3.  Strictosidine activation in Apocynaceae: towards a "nuclear time bomb"? 
BMC Plant Biology  2010;10:182.
Background
The first two enzymatic steps of monoterpene indole alkaloid (MIA) biosynthetic pathway are catalysed by strictosidine synthase (STR) that condensates tryptamine and secologanin to form strictosidine and by strictosidine β-D-glucosidase (SGD) that subsequently hydrolyses the glucose moiety of strictosidine. The resulting unstable aglycon is rapidly converted into a highly reactive dialdehyde, from which more than 2,000 MIAs are derived. Many studies were conducted to elucidate the biosynthesis and regulation of pharmacologically valuable MIAs such as vinblastine and vincristine in Catharanthus roseus or ajmaline in Rauvolfia serpentina. However, very few reports focused on the MIA physiological functions.

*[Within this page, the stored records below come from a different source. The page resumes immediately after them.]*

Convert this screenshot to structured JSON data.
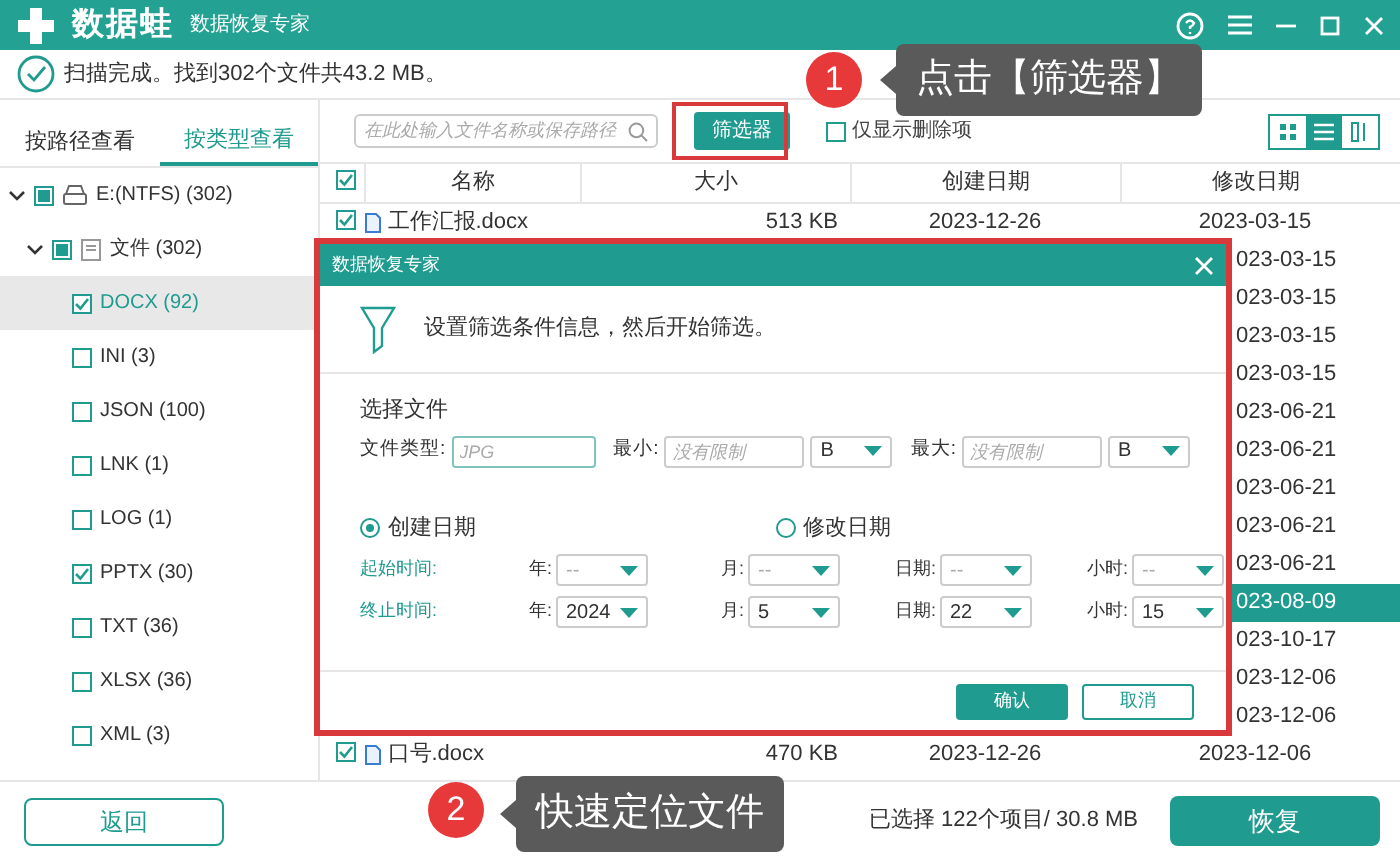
{
  "app": {
    "logo": "数据蛙",
    "subtitle": "数据恢复专家"
  },
  "status": "扫描完成。找到302个文件共43.2 MB。",
  "view_tabs": [
    {
      "label": "按路径查看",
      "selected": false
    },
    {
      "label": "按类型查看",
      "selected": true
    }
  ],
  "tree": [
    {
      "label": "E:(NTFS) (302)",
      "kind": "drive",
      "partial": true,
      "expanded": true,
      "children": [
        {
          "label": "文件 (302)",
          "kind": "folder",
          "partial": true,
          "expanded": true,
          "children": [
            {
              "label": "DOCX (92)",
              "kind": "type",
              "checked": true,
              "selected": true
            },
            {
              "label": "INI (3)",
              "kind": "type",
              "checked": false,
              "selected": false
            },
            {
              "label": "JSON (100)",
              "kind": "type",
              "checked": false,
              "selected": false
            },
            {
              "label": "LNK (1)",
              "kind": "type",
              "checked": false,
              "selected": false
            },
            {
              "label": "LOG (1)",
              "kind": "type",
              "checked": false,
              "selected": false
            },
            {
              "label": "PPTX (30)",
              "kind": "type",
              "checked": true,
              "selected": false
            },
            {
              "label": "TXT (36)",
              "kind": "type",
              "checked": false,
              "selected": false
            },
            {
              "label": "XLSX (36)",
              "kind": "type",
              "checked": false,
              "selected": false
            },
            {
              "label": "XML (3)",
              "kind": "type",
              "checked": false,
              "selected": false
            }
          ]
        }
      ]
    }
  ],
  "search": {
    "placeholder": "在此处输入文件名称或保存路径"
  },
  "filter_button": "筛选器",
  "deleted_only": {
    "label": "仅显示删除项",
    "checked": false
  },
  "view_modes": [
    {
      "kind": "grid",
      "selected": false
    },
    {
      "kind": "list",
      "selected": true
    },
    {
      "kind": "detail",
      "selected": false
    }
  ],
  "table": {
    "header_checked": true,
    "columns": [
      "名称",
      "大小",
      "创建日期",
      "修改日期"
    ],
    "rows": [
      {
        "name": "工作汇报.docx",
        "size": "513 KB",
        "created": "2023-12-26",
        "modified": "2023-03-15",
        "checked": true,
        "selected": false
      },
      {
        "modified": "023-03-15",
        "selected": false
      },
      {
        "modified": "023-03-15",
        "selected": false
      },
      {
        "modified": "023-03-15",
        "selected": false
      },
      {
        "modified": "023-03-15",
        "selected": false
      },
      {
        "modified": "023-06-21",
        "selected": false
      },
      {
        "modified": "023-06-21",
        "selected": false
      },
      {
        "modified": "023-06-21",
        "selected": false
      },
      {
        "modified": "023-06-21",
        "selected": false
      },
      {
        "modified": "023-06-21",
        "selected": false
      },
      {
        "modified": "023-08-09",
        "selected": true
      },
      {
        "modified": "023-10-17",
        "selected": false
      },
      {
        "modified": "023-12-06",
        "selected": false
      },
      {
        "modified": "023-12-06",
        "selected": false
      },
      {
        "name": "口号.docx",
        "size": "470 KB",
        "created": "2023-12-26",
        "modified": "2023-12-06",
        "checked": true,
        "selected": false
      }
    ]
  },
  "back_button": "返回",
  "selection_summary": "已选择 122个项目/ 30.8 MB",
  "recover_button": "恢复",
  "dialog": {
    "title": "数据恢复专家",
    "intro": "设置筛选条件信息，然后开始筛选。",
    "section": "选择文件",
    "type_label": "文件类型:",
    "type_placeholder": "JPG",
    "min_label": "最小:",
    "min_placeholder": "没有限制",
    "min_unit": "B",
    "max_label": "最大:",
    "max_placeholder": "没有限制",
    "max_unit": "B",
    "date_modes": [
      {
        "label": "创建日期",
        "selected": true
      },
      {
        "label": "修改日期",
        "selected": false
      }
    ],
    "time_rows": [
      {
        "label": "起始时间:",
        "fields": [
          {
            "label": "年:",
            "placeholder": "--"
          },
          {
            "label": "月:",
            "placeholder": "--"
          },
          {
            "label": "日期:",
            "placeholder": "--"
          },
          {
            "label": "小时:",
            "placeholder": "--"
          }
        ]
      },
      {
        "label": "终止时间:",
        "fields": [
          {
            "label": "年:",
            "value": "2024"
          },
          {
            "label": "月:",
            "value": "5"
          },
          {
            "label": "日期:",
            "value": "22"
          },
          {
            "label": "小时:",
            "value": "15"
          }
        ]
      }
    ],
    "buttons": [
      {
        "label": "确认",
        "kind": "primary"
      },
      {
        "label": "取消",
        "kind": "secondary"
      }
    ]
  },
  "annotations": [
    {
      "number": "1",
      "text": "点击【筛选器】"
    },
    {
      "number": "2",
      "text": "快速定位文件"
    }
  ]
}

Results
In this study we showed that a strictosidine pool existed in planta and that the strictosidine deglucosylation product(s) was (were) specifically responsible for in vitro protein cross-linking and precipitation suggesting a potential role for strictosidine activation in plant defence. The spatial feasibility of such an activation process was evaluated in planta. On the one hand, in situ hybridisation studies showed that CrSTR and CrSGD were coexpressed in the epidermal first barrier of C. roseus aerial organs. However, a combination of GFP-imaging, bimolecular fluorescence complementation and electromobility shift-zymogram experiments revealed that STR from both C. roseus and R. serpentina were localised to the vacuole whereas SGD from both species were shown to accumulate as highly stable supramolecular aggregates within the nucleus. Deletion and fusion studies allowed us to identify and to demonstrate the functionality of CrSTR and CrSGD targeting sequences.
Conclusions
A spatial model was drawn to explain the role of the subcellular sequestration of STR and SGD to control the MIA metabolic flux under normal physiological conditions. The model also illustrates the possible mechanism of massive activation of the strictosidine vacuolar pool upon enzyme-substrate reunion occurring during potential herbivore feeding constituting a so-called "nuclear time bomb" in reference to the "mustard oil bomb" commonly used to describe the myrosinase-glucosinolate defence system in Brassicaceae.
doi:10.1186/1471-2229-10-182
PMCID: PMC3095312  PMID: 20723215

Results 1-3 (3)